Who owns agriculture big data?
Who is already gathering big data from fields, containers, cold storage, sorting machines? Who will collect data in the future? Will you know about it?
Who will have the right to merge data from different sources?
Who will have the right to exploit data in horticulture?
Who will have the right to sell big data in horticulture?
The fresh produce industry should start discussing the matter as early as possible. When systems are in place that will connect data from scanners, drones, picking robots, even spraying and irrigation systems, sorters, processing and packing machines it might be too late. An algorithm might be telling you in future, if your bananas, avocados or apples are worth buying. An algorithm you have never heard of. With data from your processing plant, your cold storage facility and your shipping agent.
Salah Sukkarieh, Professor Professor of Robotics and Intelligent Systems at the Australian Centre for Field Robotics highlighted the issues around big data and ownership of big data in his recent interview with http://fruitworldmedia.com/. He takes the question one step further by asking who will own agriculture in general in the future: The growers, the supermarkets, the seed companies, the crop protection companies? But Sukkarieh makes it clear that the question of data ownership will be vital for the industry in the future.
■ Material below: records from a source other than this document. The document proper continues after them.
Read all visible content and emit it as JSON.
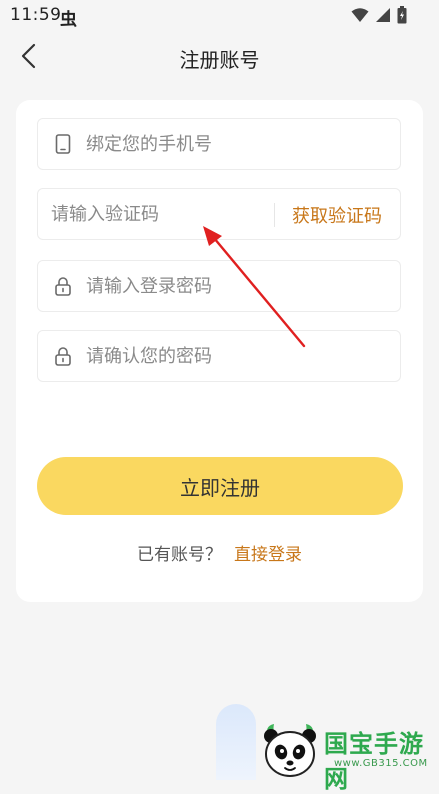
{
  "status_bar": {
    "time": "11:59",
    "app_icon_glyph": "虫",
    "icons": [
      "wifi-icon",
      "signal-icon",
      "battery-icon"
    ]
  },
  "header": {
    "title": "注册账号",
    "back_icon": "chevron-left-icon"
  },
  "form": {
    "phone_placeholder": "绑定您的手机号",
    "code_placeholder": "请输入验证码",
    "get_code_label": "获取验证码",
    "password_placeholder": "请输入登录密码",
    "confirm_placeholder": "请确认您的密码"
  },
  "actions": {
    "register_label": "立即注册",
    "login_prompt": "已有账号？",
    "login_link": "直接登录"
  },
  "watermark": {
    "title": "国宝手游网",
    "subtitle": "www.GB315.COM"
  },
  "colors": {
    "accent": "#c8771a",
    "button": "#fad860",
    "annotation": "#e02020",
    "background": "#f5f5f5"
  }
}
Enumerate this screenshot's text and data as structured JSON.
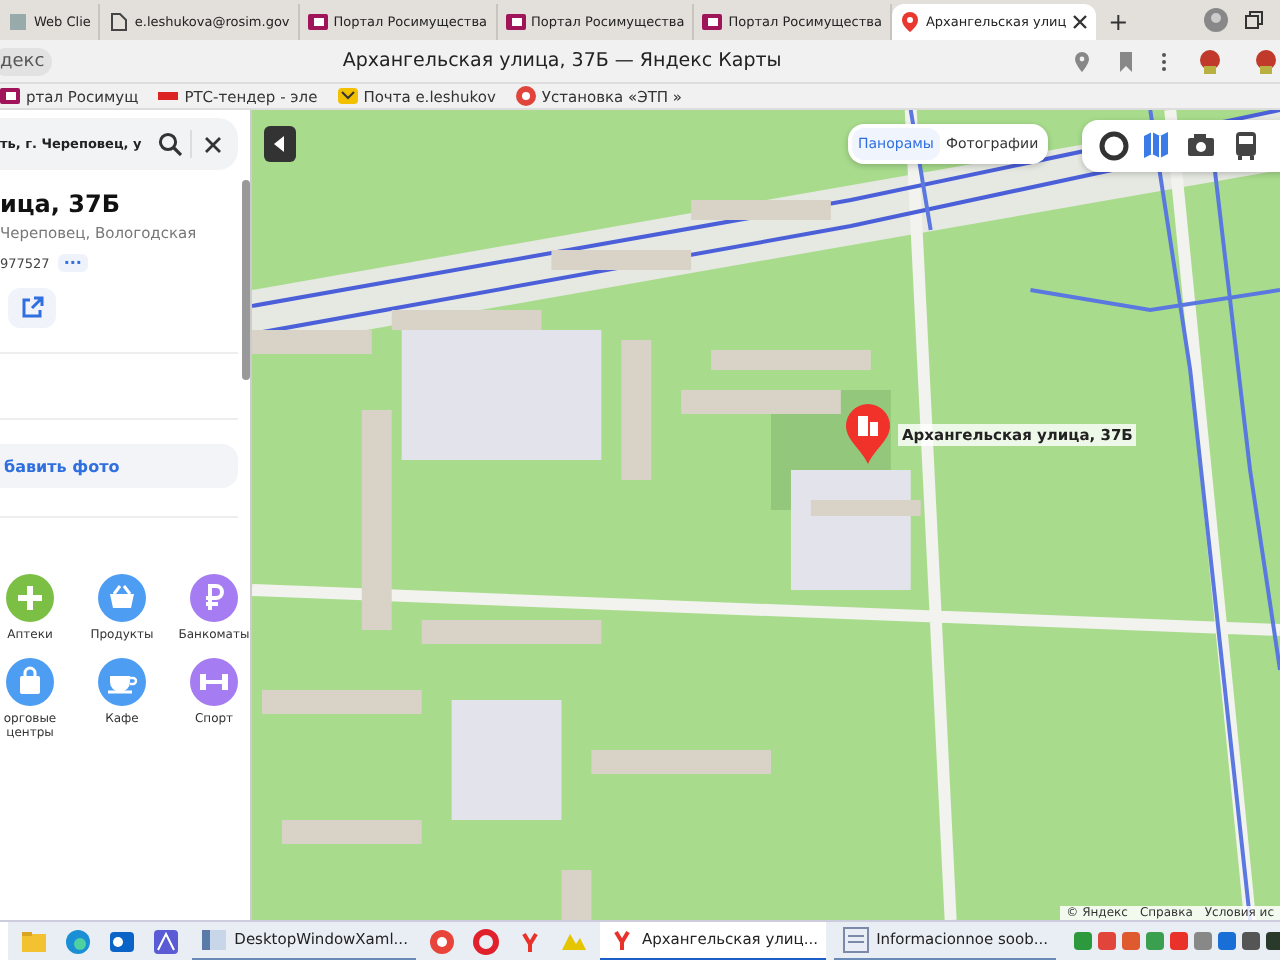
{
  "browser": {
    "tabs": [
      {
        "title": "Web Clie",
        "kind": "plain",
        "selected": false
      },
      {
        "title": "e.leshukova@rosim.gov",
        "kind": "doc",
        "selected": false
      },
      {
        "title": "Портал Росимущества",
        "kind": "portal",
        "selected": false
      },
      {
        "title": "Портал Росимущества",
        "kind": "portal",
        "selected": false
      },
      {
        "title": "Портал Росимущества",
        "kind": "portal",
        "selected": false
      },
      {
        "title": "Архангельская улиц",
        "kind": "map",
        "selected": true
      }
    ],
    "new_tab": "+",
    "address_left": "декс",
    "address_title": "Архангельская улица, 37Б — Яндекс Карты",
    "bookmarks": [
      {
        "title": "ртал Росимущ",
        "kind": "portal"
      },
      {
        "title": "РТС-тендер - эле",
        "kind": "rts"
      },
      {
        "title": "Почта e.leshukov",
        "kind": "mail"
      },
      {
        "title": "Установка «ЭТП »",
        "kind": "etp"
      }
    ]
  },
  "panel": {
    "search": {
      "value": "ть, г. Череповец, у"
    },
    "title": "ица, 37Б",
    "address": "Череповец, Вологодская",
    "code": "977527",
    "more": "···",
    "add_photo": "бавить фото",
    "categories": [
      {
        "label": "Аптеки",
        "kind": "plus",
        "color": "#7cbf45"
      },
      {
        "label": "Продукты",
        "kind": "basket",
        "color": "#4d9df2"
      },
      {
        "label": "Банкоматы",
        "kind": "ruble",
        "color": "#a57cf2"
      },
      {
        "label": "орговые центры",
        "kind": "bag",
        "color": "#4d9df2"
      },
      {
        "label": "Кафе",
        "kind": "cup",
        "color": "#4d9df2"
      },
      {
        "label": "Спорт",
        "kind": "dumbbell",
        "color": "#a57cf2"
      }
    ]
  },
  "map": {
    "view_tabs": [
      {
        "label": "Панорамы",
        "selected": true
      },
      {
        "label": "Фотографии",
        "selected": false
      }
    ],
    "marker_label": "Архангельская улица, 37Б",
    "attribution": [
      "© Яндекс",
      "Справка",
      "Условия ис"
    ]
  },
  "taskbar": {
    "apps": [
      {
        "label": "DesktopWindowXaml...",
        "selected": false
      },
      {
        "label": "Архангельская улиц...",
        "selected": true
      },
      {
        "label": "Informacionnoe soob...",
        "selected": false
      }
    ]
  }
}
Professor Salah Sukkarieh is an international expert in the research, development and commercialization of field robotic systems. He has led a number of robotics and intelligent systems R&D projects in logistics, commercial aviation, aerospace, education, environment monitoring, agriculture and mining, and has consulted to industry including Rio Tinto, BHP, Patrick Stevedores, Qantas, BAE Systems, QLD Biosecurity, Meat and Livestock Australia, and the NSW DPI amongst others. In 2014 he was awarded the NSW Science and Engineering Award for Excellence in Engineering and Information and Communications Technologies.
This is an ongoing topic which should be considered by all people in the industry. We invite your comments, considerations and opinions.